[ACTION ITEM] Within the records that follow, count the lines containing the string "icon". Reply only with the count.

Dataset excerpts
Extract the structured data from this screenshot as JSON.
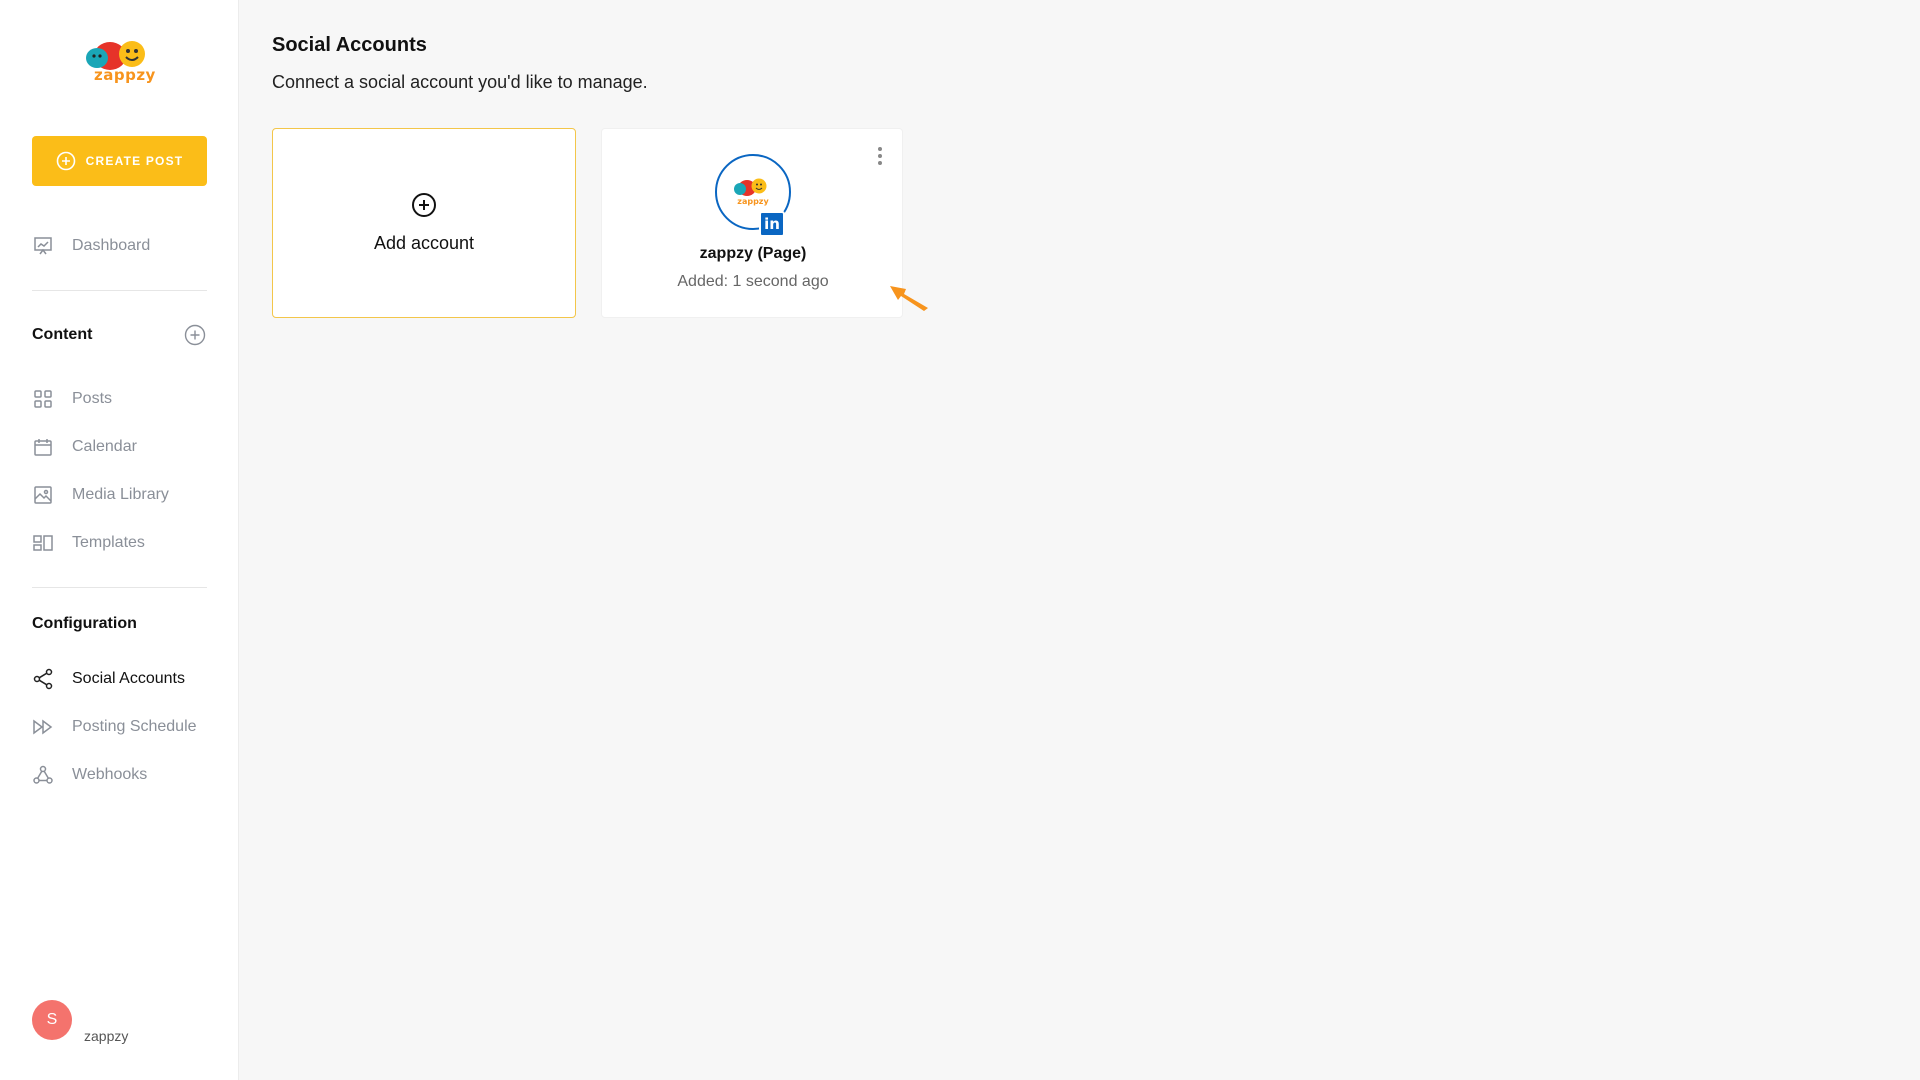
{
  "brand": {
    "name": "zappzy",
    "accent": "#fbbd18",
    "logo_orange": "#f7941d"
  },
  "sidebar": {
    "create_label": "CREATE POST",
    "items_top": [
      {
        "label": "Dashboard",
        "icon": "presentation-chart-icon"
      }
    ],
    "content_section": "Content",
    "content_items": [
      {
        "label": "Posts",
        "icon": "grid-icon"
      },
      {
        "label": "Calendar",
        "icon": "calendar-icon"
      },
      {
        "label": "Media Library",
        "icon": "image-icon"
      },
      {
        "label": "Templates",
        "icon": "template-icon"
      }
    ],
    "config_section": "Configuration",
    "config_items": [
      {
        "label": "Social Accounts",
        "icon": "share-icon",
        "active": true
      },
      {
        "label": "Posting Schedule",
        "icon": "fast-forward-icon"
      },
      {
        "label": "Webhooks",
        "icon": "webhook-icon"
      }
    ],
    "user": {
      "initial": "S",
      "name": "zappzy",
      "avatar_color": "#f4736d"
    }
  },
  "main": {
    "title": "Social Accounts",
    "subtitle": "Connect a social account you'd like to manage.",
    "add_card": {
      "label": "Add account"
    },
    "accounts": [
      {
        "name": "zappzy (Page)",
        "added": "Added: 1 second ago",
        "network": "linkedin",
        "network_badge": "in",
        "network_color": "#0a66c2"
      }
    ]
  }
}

[FINISHED TASK] 8